GC: People always ask me that, they always want the story of my great struggle. But it's always been a huge help to me, if anything. The reason is that the women who came approximately one second ahead of me historically were the ones who filed all the suits, and did all the petitions, and got in the face of their employers, and they didn't get the rewards. People like me, who were just coming through the door right after them, got all the good stuff, so if anything I've gotten a lot of things because it was that moment when they were looking for a woman columnist. So it's been a help, I think.
4. FM: What hasn't changed for women?
GC: There was a point during the women's liberation movement in which there was a theory that as part of their liberation, women would be wearing sensible, comfortable shoes wherever they went. This did not happen, and it's never going to happen. We will always wear really silly shoes that look good; it's part of life.
5. FM: Tell us about one of the more interesting or surprising interviews you've done.
GC: One of my favorite ones—it was over the phone, I never did get to meet her—was a woman from Georgia named Lorena Weeks, who was one of the first critical plaintiffs in the cases that really broke all the loopholes that business had used to keep from promoting women. You know, that women shouldn't have to lift heavy things, or women shouldn't have to work more than forty hours, all that. She was just this normal woman who was trying to get a good life for her husband and herself and her kids, and nothing she did was planned. It was just a natural response.
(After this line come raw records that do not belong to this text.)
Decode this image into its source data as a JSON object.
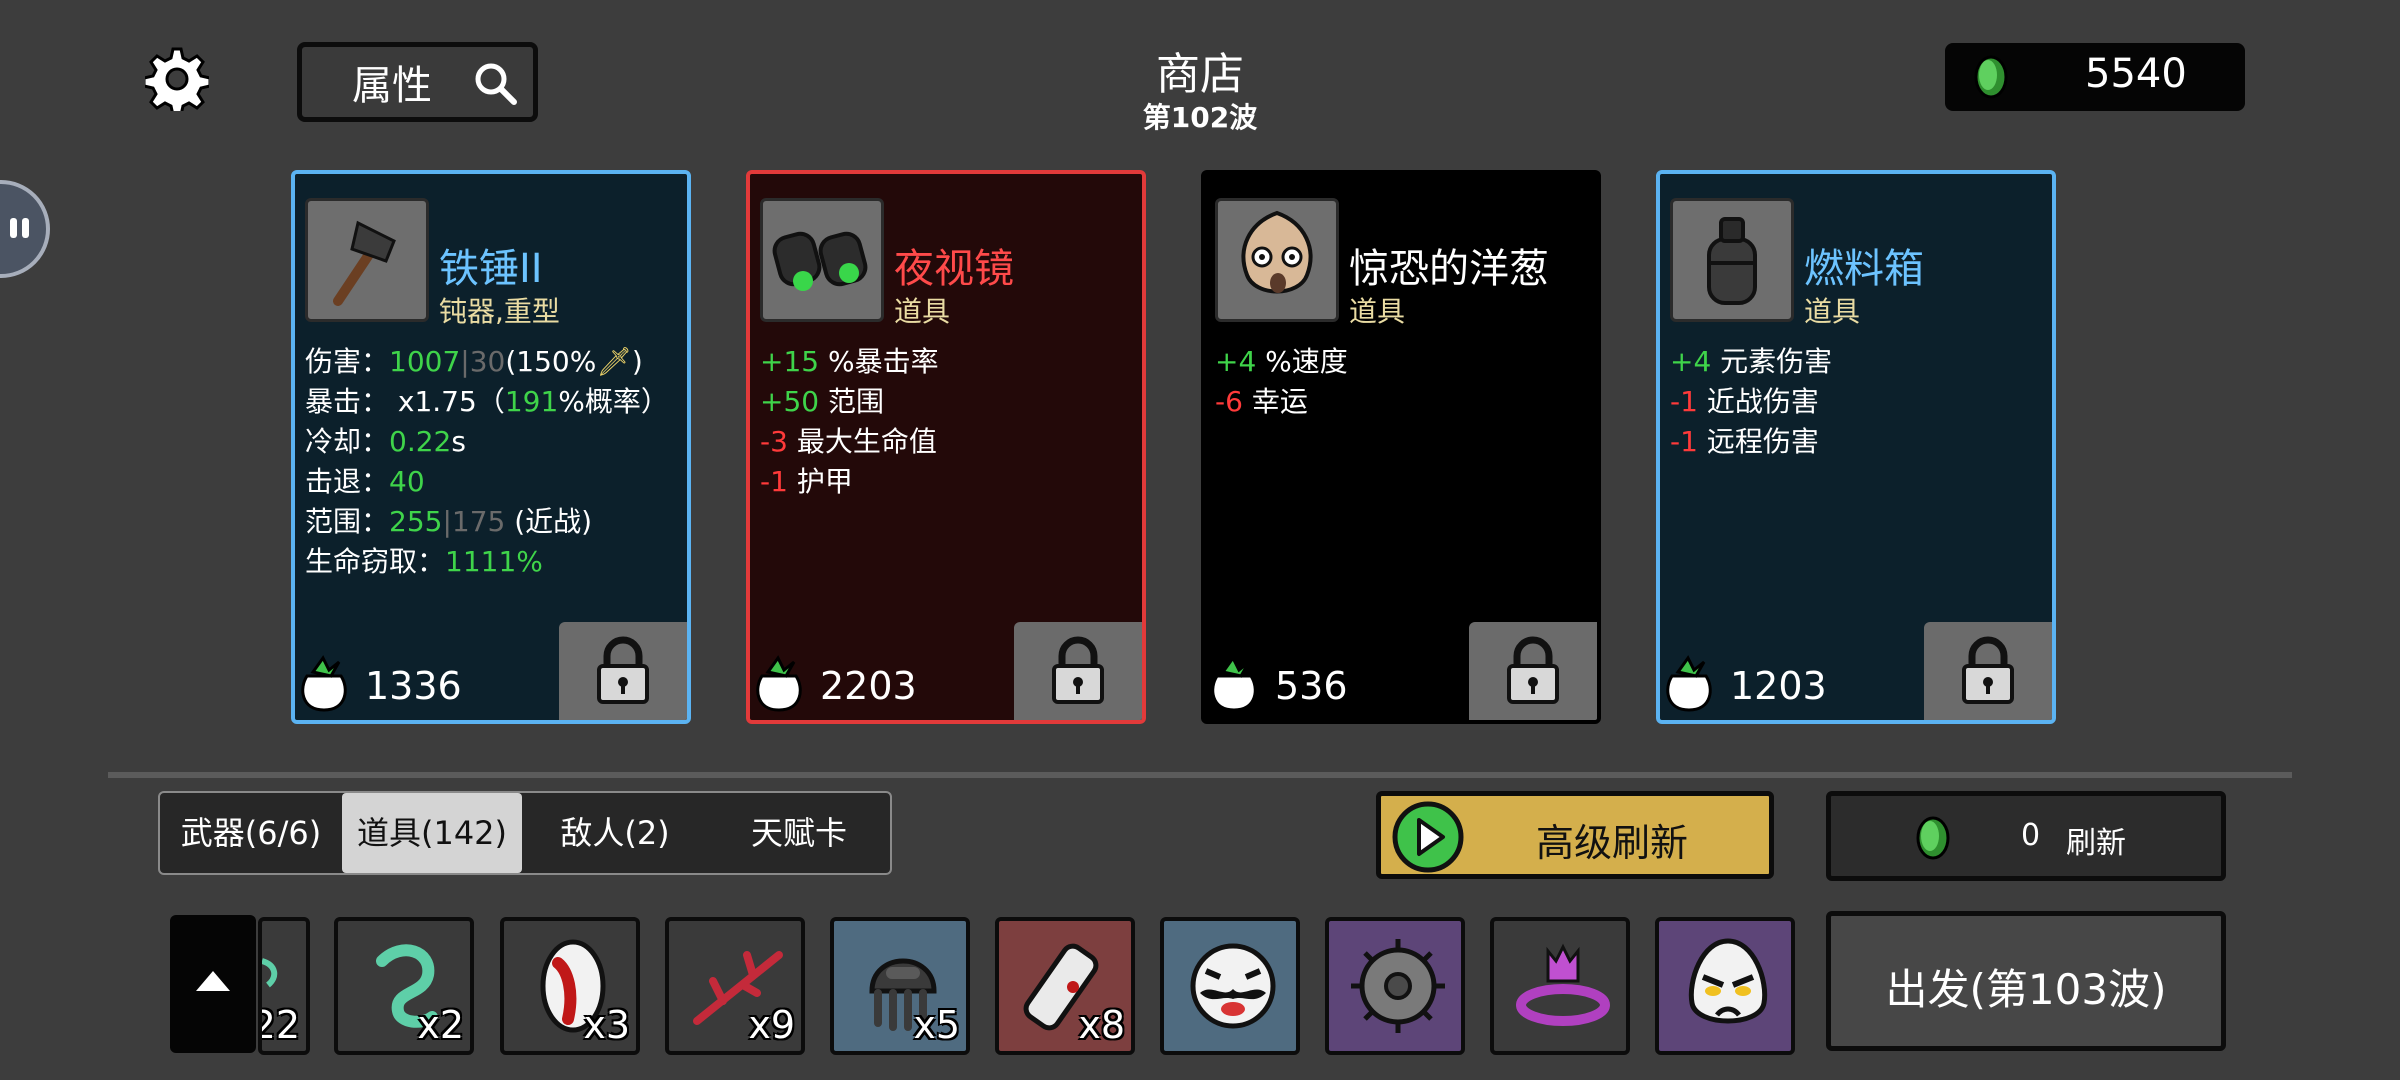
{
  "header": {
    "title": "商店",
    "wave": "第102波",
    "search_label": "属性",
    "money": "5540"
  },
  "cards": [
    {
      "name": "铁锤II",
      "type": "钝器,重型",
      "name_color": "#6cc3ff",
      "icon": "hammer-icon",
      "stats": {
        "damage_label": "伤害：",
        "damage_val": "1007",
        "damage_sep": "|30",
        "damage_pct": "(150%",
        "damage_end": ")",
        "crit_label": "暴击： x1.75（",
        "crit_val": "191",
        "crit_end": "%概率）",
        "cd_label": "冷却：",
        "cd_val": "0.22",
        "cd_unit": "s",
        "kb_label": "击退：",
        "kb_val": "40",
        "range_label": "范围：",
        "range_val": "255",
        "range_sep": "|175",
        "range_end": " (近战)",
        "ls_label": "生命窃取：",
        "ls_val": "1111%"
      },
      "price": "1336"
    },
    {
      "name": "夜视镜",
      "type": "道具",
      "name_color": "#ff4a4a",
      "icon": "binoculars-icon",
      "stats": [
        {
          "val": "+15",
          "text": " %暴击率",
          "color": "g"
        },
        {
          "val": "+50",
          "text": " 范围",
          "color": "g"
        },
        {
          "val": "-3",
          "text": " 最大生命值",
          "color": "r"
        },
        {
          "val": "-1",
          "text": " 护甲",
          "color": "r"
        }
      ],
      "price": "2203"
    },
    {
      "name": "惊恐的洋葱",
      "type": "道具",
      "name_color": "#ffffff",
      "icon": "onion-face-icon",
      "stats": [
        {
          "val": "+4",
          "text": " %速度",
          "color": "g"
        },
        {
          "val": "-6",
          "text": " 幸运",
          "color": "r"
        }
      ],
      "price": "536"
    },
    {
      "name": "燃料箱",
      "type": "道具",
      "name_color": "#6cc3ff",
      "icon": "fuel-tank-icon",
      "stats": [
        {
          "val": "+4",
          "text": " 元素伤害",
          "color": "g"
        },
        {
          "val": "-1",
          "text": " 近战伤害",
          "color": "r"
        },
        {
          "val": "-1",
          "text": " 远程伤害",
          "color": "r"
        }
      ],
      "price": "1203"
    }
  ],
  "tabs": [
    {
      "label": "武器(6/6)"
    },
    {
      "label": "道具(142)",
      "active": true
    },
    {
      "label": "敌人(2)"
    },
    {
      "label": "天赋卡"
    }
  ],
  "advanced_refresh": "高级刷新",
  "refresh": {
    "count": "0",
    "label": "刷新"
  },
  "inventory": [
    {
      "qty": "22",
      "icon": "partial-item-icon",
      "bg": "#3a3a3a"
    },
    {
      "qty": "x2",
      "icon": "ghost-swirl-icon",
      "bg": "#3a3a3a"
    },
    {
      "qty": "x3",
      "icon": "fang-mouth-icon",
      "bg": "#3a3a3a"
    },
    {
      "qty": "x9",
      "icon": "thorn-branch-icon",
      "bg": "#3a3a3a"
    },
    {
      "qty": "x5",
      "icon": "helmet-jellyfish-icon",
      "bg": "#4f6b80"
    },
    {
      "qty": "x8",
      "icon": "scroll-icon",
      "bg": "#7d3f3f"
    },
    {
      "qty": "",
      "icon": "mustache-face-icon",
      "bg": "#4f6b80"
    },
    {
      "qty": "",
      "icon": "spiked-shield-icon",
      "bg": "#5d4578"
    },
    {
      "qty": "",
      "icon": "purple-crown-icon",
      "bg": "#3a3a3a"
    },
    {
      "qty": "",
      "icon": "angry-egg-icon",
      "bg": "#5d4578"
    }
  ],
  "depart": "出发(第103波)"
}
She was just so sweet, such a pistol, and she had lived her entire life in this small part of Georgia. She just really knocked me out.
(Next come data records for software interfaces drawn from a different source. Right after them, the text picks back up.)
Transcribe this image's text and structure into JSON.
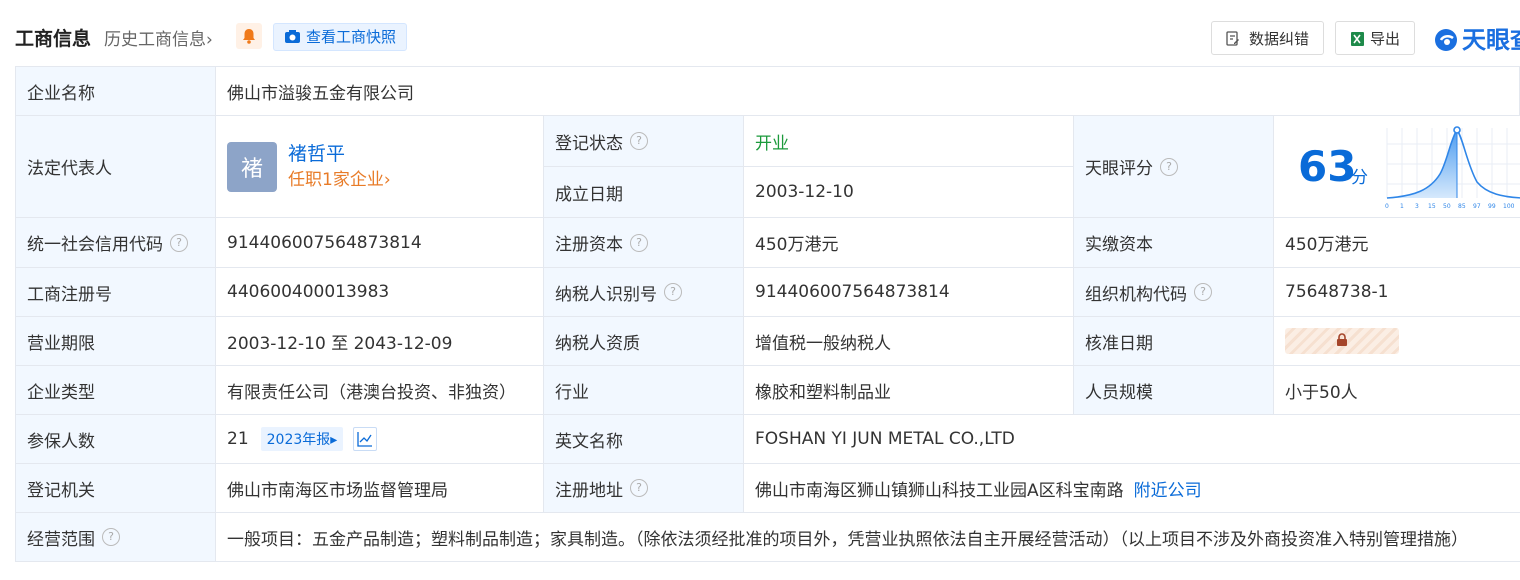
{
  "header": {
    "title": "工商信息",
    "history": "历史工商信息",
    "history_arrow": "›",
    "snapshot": "查看工商快照",
    "error_btn": "数据纠错",
    "export_btn": "导出",
    "logo_text": "天眼查"
  },
  "colors": {
    "accent": "#0a6bd8",
    "green": "#1b9a3b",
    "orange": "#e87b27",
    "label_bg": "#f2f8ff"
  },
  "rows": {
    "company_name": {
      "label": "企业名称",
      "value": "佛山市溢骏五金有限公司"
    },
    "legal_rep": {
      "label": "法定代表人",
      "avatar_char": "褚",
      "name": "褚哲平",
      "posts": "任职1家企业",
      "posts_arrow": "›"
    },
    "reg_status": {
      "label": "登记状态",
      "value": "开业"
    },
    "founded": {
      "label": "成立日期",
      "value": "2003-12-10"
    },
    "tianyan_score": {
      "label": "天眼评分",
      "score": "63",
      "unit": "分",
      "axis_ticks": [
        "0",
        "1",
        "3",
        "15",
        "50",
        "85",
        "97",
        "99",
        "100"
      ]
    },
    "credit_code": {
      "label": "统一社会信用代码",
      "value": "914406007564873814"
    },
    "reg_capital": {
      "label": "注册资本",
      "value": "450万港元"
    },
    "paid_capital": {
      "label": "实缴资本",
      "value": "450万港元"
    },
    "reg_number": {
      "label": "工商注册号",
      "value": "440600400013983"
    },
    "taxpayer_id": {
      "label": "纳税人识别号",
      "value": "914406007564873814"
    },
    "org_code": {
      "label": "组织机构代码",
      "value": "75648738-1"
    },
    "term": {
      "label": "营业期限",
      "value": "2003-12-10 至 2043-12-09"
    },
    "tax_quality": {
      "label": "纳税人资质",
      "value": "增值税一般纳税人"
    },
    "approve_date": {
      "label": "核准日期"
    },
    "company_type": {
      "label": "企业类型",
      "value": "有限责任公司（港澳台投资、非独资）"
    },
    "industry": {
      "label": "行业",
      "value": "橡胶和塑料制品业"
    },
    "staff_size": {
      "label": "人员规模",
      "value": "小于50人"
    },
    "insured": {
      "label": "参保人数",
      "value": "21",
      "report": "2023年报▸"
    },
    "english_name": {
      "label": "英文名称",
      "value": "FOSHAN YI JUN METAL CO.,LTD"
    },
    "reg_authority": {
      "label": "登记机关",
      "value": "佛山市南海区市场监督管理局"
    },
    "reg_address": {
      "label": "注册地址",
      "value": "佛山市南海区狮山镇狮山科技工业园A区科宝南路",
      "nearby": "附近公司"
    },
    "scope": {
      "label": "经营范围",
      "value": "一般项目：五金产品制造；塑料制品制造；家具制造。（除依法须经批准的项目外，凭营业执照依法自主开展经营活动）（以上项目不涉及外商投资准入特别管理措施）"
    }
  }
}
6. FM: Tell us something funny.
GC: The kids at Columbia, where I live in New York, are really nice, they're just lovely. But the people here are just wildly polite, I mean stunningly polite! Maybe it's just that I looked pathetic, but I've just never met so many really, really, really, really polite young people.
7. FM: You've collaborated a lot with other writers throughout your career—you've co-written a book with your husband, and you collaborate with David Brooks on a blog for The New York Times. What has made these co-writing relationships effective?
GC: You have to have two people who are really prepared to work together, because there's sacrifice involved. You can never control, you can never have things your own way, and if you're working on it, trying to figure a way to make sure you really do secretly have your own way, it becomes a disaster. But working with David is so much fun, and I think we've perfected it by now. He's on book leave now until the end of the year, and I really miss him.
8. FM: How do you feel about writing op-eds?GC: The thing that I've done with my life is to write eight hundred words, twice a week. It's almost a dead art, because nobody coming up now is going to have to write eight hundred words, twice a week. There's so much more flexibility. I think in some ways it makes things...not better, but crisper, or clearer, and being restricted in some way is useful when you're writing.
9. FM: Do you have any role models?
GC: Ellen Goodman was writing a column, and I thought that was just amazing, before I started writing them. Maureen Dowd was writing a column before me, Anna Quindlen. So every woman who was writing a column before I was, basically.
10. FM: How has journalism changed since you've been a writer?
GC: Well, the biggest change from when I started is the interaction with the public. We thought we were very responsive to the public before the massive Internet influx, but we were not responsive at all. We had no idea. We were just babies, typing away and thinking that everybody liked it because there was no way they could [comment]. So now it's much more of a conversation, which is really cool. But I came to realize that the readers like talking amongst themselves, and when you come in, it's sort of like your father coming in and turning out the light, or something. So I appreciate more that a lot of what we do is opening up the conversation so that people can come in and talk.